TASK ITEM: Search the records below for the word "Maciça". Pull out each line that has it.

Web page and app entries
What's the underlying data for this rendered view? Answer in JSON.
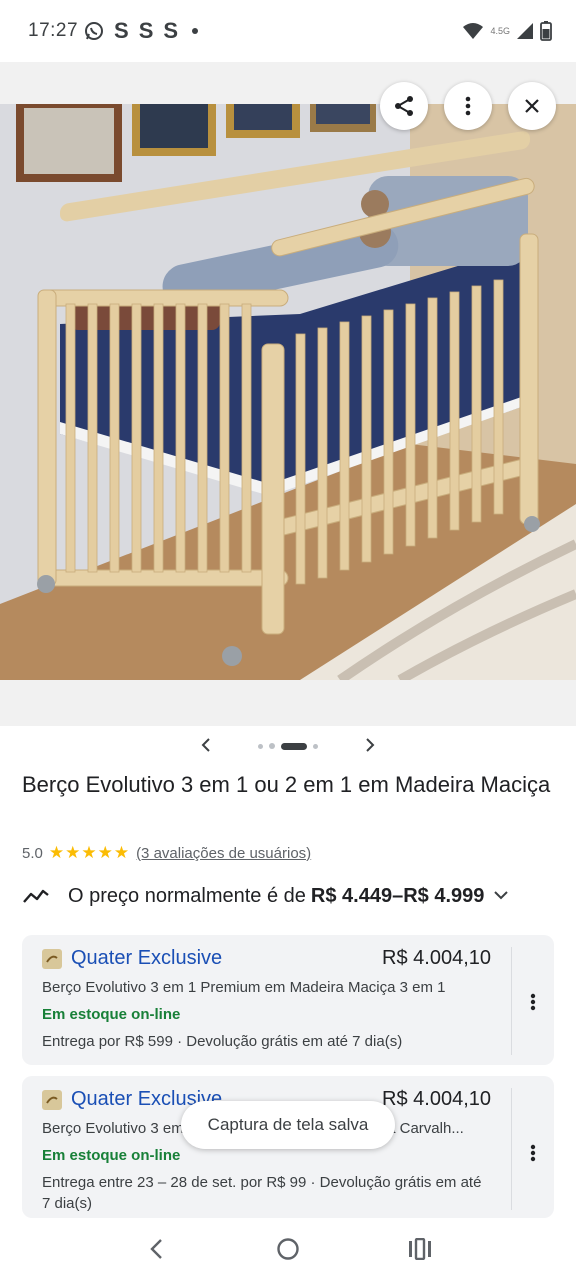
{
  "status_bar": {
    "time": "17:27",
    "notification_icons": [
      "whatsapp-icon",
      "S",
      "S",
      "S"
    ],
    "network_label": "4.5G"
  },
  "image_controls": {
    "share_icon": "share-icon",
    "more_icon": "more-vert-icon",
    "close_icon": "close-icon"
  },
  "carousel": {
    "prev_icon": "chevron-left-icon",
    "next_icon": "chevron-right-icon",
    "dot_count": 4,
    "active_index": 2
  },
  "product": {
    "title": "Berço Evolutivo 3 em 1 ou 2 em 1 em Madeira Maciça",
    "rating_value": "5.0",
    "stars": "★★★★★",
    "reviews_link": "(3 avaliações de usuários)"
  },
  "price_summary": {
    "prefix": "O preço normalmente é de",
    "range": "R$ 4.449–R$ 4.999",
    "expand_icon": "chevron-down-icon"
  },
  "offers": [
    {
      "merchant": "Quater Exclusive",
      "price": "R$ 4.004,10",
      "description": "Berço Evolutivo 3 em 1 Premium em Madeira Maciça 3 em 1",
      "stock": "Em estoque on-line",
      "shipping": "Entrega por R$ 599 · Devolução grátis em até 7 dia(s)"
    },
    {
      "merchant": "Quater Exclusive",
      "price": "R$ 4.004,10",
      "description": "Berço Evolutivo 3 em 1 Premium em Madeira Maciça Carvalh...",
      "stock": "Em estoque on-line",
      "shipping": "Entrega entre 23 – 28 de set. por R$ 99 · Devolução grátis em até 7 dia(s)"
    }
  ],
  "toast": {
    "message": "Captura de tela salva"
  },
  "nav_bar": {
    "back_icon": "back-icon",
    "home_icon": "home-icon",
    "recents_icon": "recents-icon"
  },
  "colors": {
    "link_blue": "#1a4fb5",
    "stock_green": "#188038",
    "star_yellow": "#fbbc04",
    "card_bg": "#f2f3f5"
  }
}
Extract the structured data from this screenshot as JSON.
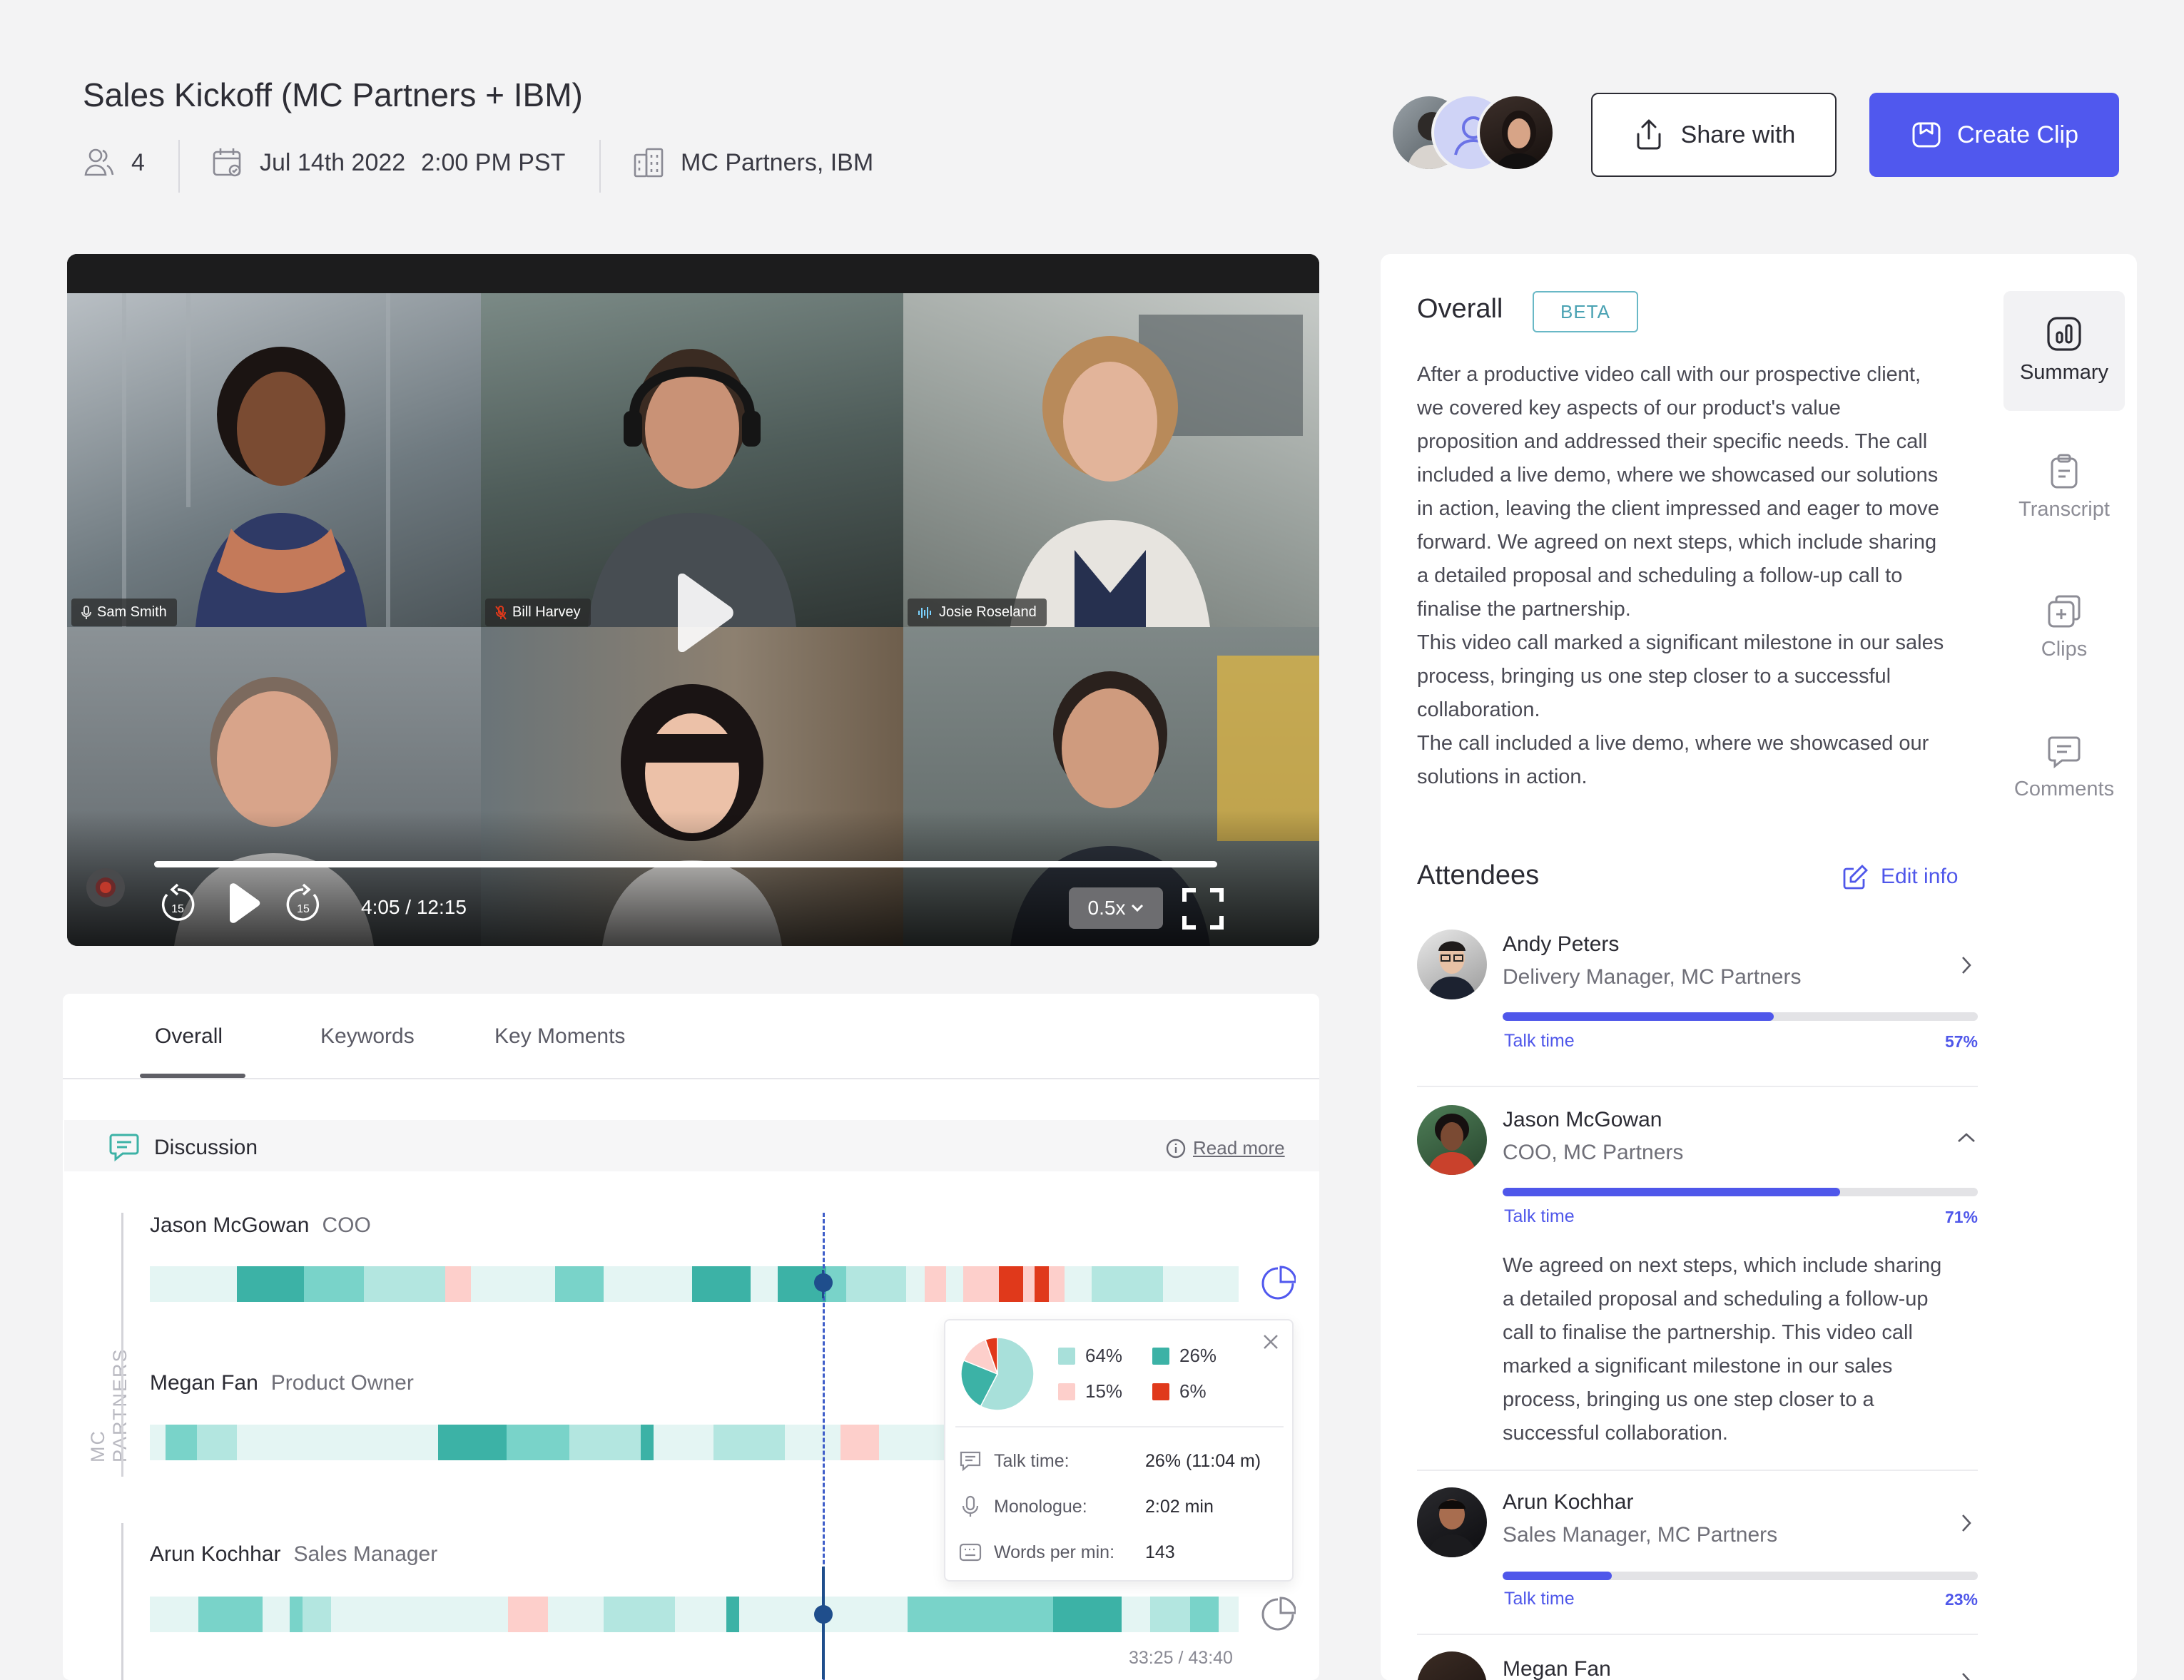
{
  "header": {
    "title": "Sales Kickoff (MC Partners + IBM)",
    "participants_count": "4",
    "date": "Jul 14th 2022",
    "time": "2:00 PM PST",
    "companies": "MC Partners,  IBM",
    "share_label": "Share with",
    "create_clip_label": "Create Clip"
  },
  "video": {
    "participants": [
      "Sam Smith",
      "Bill Harvey",
      "Josie Roseland"
    ],
    "time_display": "4:05 / 12:15",
    "speed": "0.5x",
    "skip_back": "15",
    "skip_forward": "15",
    "progress": 0.0
  },
  "tabs": {
    "items": [
      "Overall",
      "Keywords",
      "Key Moments"
    ],
    "active": "Overall"
  },
  "discussion": {
    "label": "Discussion",
    "read_more": "Read more",
    "group_label": "MC PARTNERS",
    "speakers": [
      {
        "name": "Jason McGowan",
        "role": "COO"
      },
      {
        "name": "Megan Fan",
        "role": "Product Owner"
      },
      {
        "name": "Arun Kochhar",
        "role": "Sales Manager"
      }
    ],
    "timestamp": "33:25 / 43:40",
    "popup": {
      "legend": [
        {
          "label": "64%",
          "value": 64,
          "color": "#a8e0da"
        },
        {
          "label": "26%",
          "value": 26,
          "color": "#3cb2a6"
        },
        {
          "label": "15%",
          "value": 15,
          "color": "#fdcfcb"
        },
        {
          "label": "6%",
          "value": 6,
          "color": "#e0391b"
        }
      ],
      "stats": [
        {
          "label": "Talk time:",
          "value": "26% (11:04 m)"
        },
        {
          "label": "Monologue:",
          "value": "2:02 min"
        },
        {
          "label": "Words per min:",
          "value": "143"
        }
      ]
    }
  },
  "overall": {
    "heading": "Overall",
    "badge": "BETA",
    "summary_lines": [
      "After a productive video call with our prospective client,",
      "we covered key aspects of our product's value",
      "proposition and addressed their specific needs. The call",
      "included a live demo, where we showcased our solutions",
      "in action, leaving the client impressed and eager to move",
      "forward. We agreed on next steps, which include sharing",
      "a detailed proposal and scheduling a follow-up call to",
      "finalise the partnership.",
      "This video call marked a significant milestone in our sales",
      "process, bringing us one step closer to a successful",
      "collaboration.",
      "The call included a live demo, where we showcased our",
      "solutions in action."
    ]
  },
  "side_nav": {
    "items": [
      {
        "label": "Summary",
        "icon": "bar-chart-icon",
        "active": true
      },
      {
        "label": "Transcript",
        "icon": "clipboard-icon",
        "active": false
      },
      {
        "label": "Clips",
        "icon": "clip-add-icon",
        "active": false
      },
      {
        "label": "Comments",
        "icon": "comment-icon",
        "active": false
      }
    ]
  },
  "attendees": {
    "heading": "Attendees",
    "edit_label": "Edit info",
    "talk_label": "Talk time",
    "list": [
      {
        "name": "Andy Peters",
        "role": "Delivery Manager, MC Partners",
        "talk_pct": "57%",
        "talk": 0.57
      },
      {
        "name": "Jason McGowan",
        "role": "COO, MC Partners",
        "talk_pct": "71%",
        "talk": 0.71,
        "notes": [
          "We agreed on next steps, which include sharing",
          "a detailed proposal and scheduling a follow-up",
          "call to finalise the partnership. This video call",
          "marked a significant milestone in our sales",
          "process, bringing us one step closer to a",
          "successful collaboration."
        ]
      },
      {
        "name": "Arun Kochhar",
        "role": "Sales Manager, MC Partners",
        "talk_pct": "23%",
        "talk": 0.23
      },
      {
        "name": "Megan Fan",
        "role": "",
        "talk_pct": "",
        "talk": 0
      }
    ]
  },
  "colors": {
    "accent": "#5058ee",
    "teal_dark": "#3cb2a6",
    "teal_mid": "#79d3c9",
    "teal_light": "#b3e6e0",
    "teal_bg": "#e4f5f3",
    "pink": "#fdcfcb",
    "red": "#e0391b",
    "timeline_marker": "#1f4e8c"
  }
}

EXERCISE RESPONSE:
    "title": "Berço Evolutivo 3 em 1 ou 2 em 1 em Madeira Maciça",
      "description": "Berço Evolutivo 3 em 1 Premium em Madeira Maciça 3 em 1",
      "description": "Berço Evolutivo 3 em 1 Premium em Madeira Maciça Carvalh...",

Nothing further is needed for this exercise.